The 66-year-old director made another critical remark on Wednesday, this time about the current film distribution system which he thinks makes it difficult for independent or small-budget films to secure screens. The timing could not have been better ― his upcoming documentary, “Ari Ari the Korean Cinema,” features the history of Korean cinema and the issues that the local film industry face today.

“The current distributions system does not allow small films to survive in the industry,” Chung said after the press screening of the film at Megabox COEX in Samseong-dong, southern Seoul. “We definitely need a new measure to protect these films and guarantee a certain number of screenings when they are released.”

For the documentary, Chung met with about 100 cineastes, including directors Im Kwon-taek, Park Chan-wook, Bong Jun-ho, and Kang Je-kyu. They also talked to the country’s top actors and actresses, including Ahn Sung-ki, Song Kang-ho, Choi Min-sik, Bae Jong-ok, Kang Soo-yeon and Kim Hye-soo. The interviews began in 2009 and continued to early this year.

While doing the interviews, Chung worked with actress Yoon Jin-seo, who is best known for her performance in Park Chan-wook’s “Oldboy.” The 29-year-old brings her own perspectives to the film, as an actress who belongs to the younger generation.

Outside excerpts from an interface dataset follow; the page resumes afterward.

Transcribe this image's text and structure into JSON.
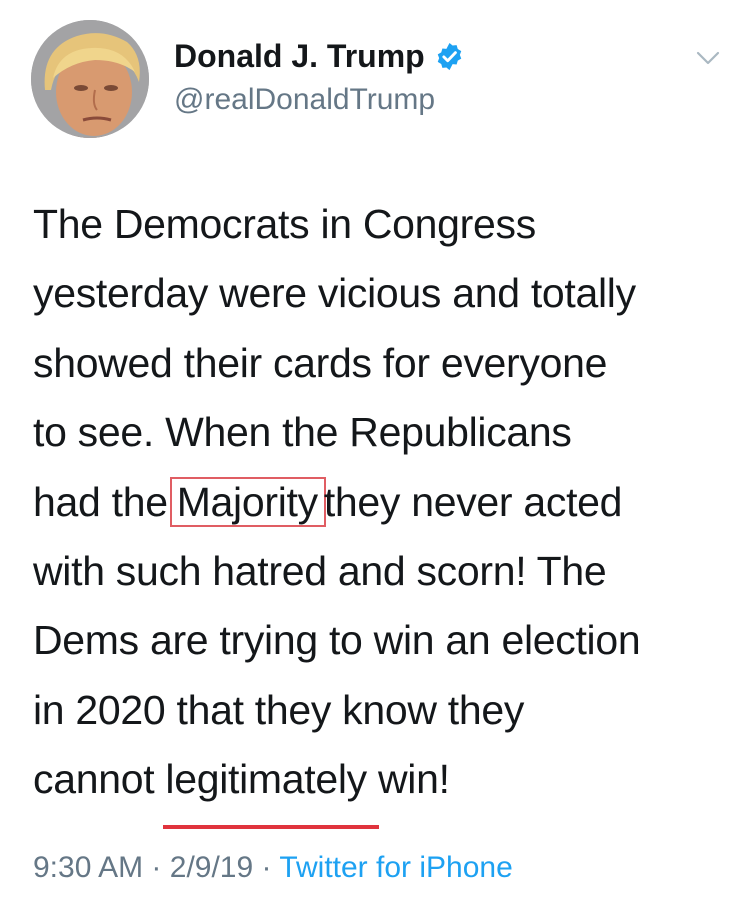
{
  "author": {
    "name": "Donald J. Trump",
    "handle": "@realDonaldTrump",
    "verified": true,
    "verified_color": "#1da1f2"
  },
  "tweet": {
    "lines": [
      "The Democrats in Congress",
      "yesterday were vicious and totally",
      "showed their cards for everyone",
      "to see. When the Republicans"
    ],
    "line5_before": "had the",
    "line5_boxed": "Majority",
    "line5_after": "they never acted",
    "lines_2": [
      "with such hatred and scorn! The",
      "Dems are trying to win an election",
      "in 2020 that they know they"
    ],
    "line9_before": "cannot ",
    "line9_underlined": "legitimately",
    "line9_after": " win!"
  },
  "meta": {
    "time": "9:30 AM",
    "date": "2/9/19",
    "separator": "·",
    "source": "Twitter for iPhone"
  },
  "colors": {
    "annotation_box": "#e05d63",
    "annotation_underline": "#e0333d",
    "link": "#1da1f2",
    "secondary_text": "#657786"
  },
  "icons": [
    "verified-badge-icon",
    "chevron-down-icon"
  ]
}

The two, as a team, discuss Korean cinema with their interviewees, often asking them difficult questions in front of the camera.

“It was certainly meaningful to talk to actors like Park Joong-hoon and Ahn Sung-ki and learn about their old days in the past,” Yoon told reporters on Wednesday.

“I used to find it very difficult to approach them, since they are such respected figures in the industry. But I’m definitely more comfortable around them now after spending so much time with them for this movie.”

Chung and Yoon ask questions that are personally related to their own careers.

Before he made a comeback with “Unbowed” last year, Chung had a number of his projects rejected by major investors and production houses. In the film, he questions why major film companies in the country prefer working with up-and-coming directors ― it turns out it is because it is easier for the companies to take control over the products ― and how challenging it is for older directors like himself to produce the kind of movies that they want to make.

“Unbowed,” which was based on the true story of Kim Kyung-ho, a math professor who was convicted for shooting a crossbow arrow at a judge, was a low-budget production of 1.5 billion won. The movie was successful at the box office, drawing some 3.4 million viewers.

“Making ‘Unbowed’ was only possible because the actors helped me,” Chung said.

“I could only do a low-budget film. I could not pay them a lot but they offered to perform in the movie regardless. I think there’s still a lot of passion in this industry, and that’s what keeps the diversity of Korean cinema against the dominance of the major production houses.”

“Ari Ari the Korean Cinema” opens in local theaters on Dec. 6.

By Claire Lee (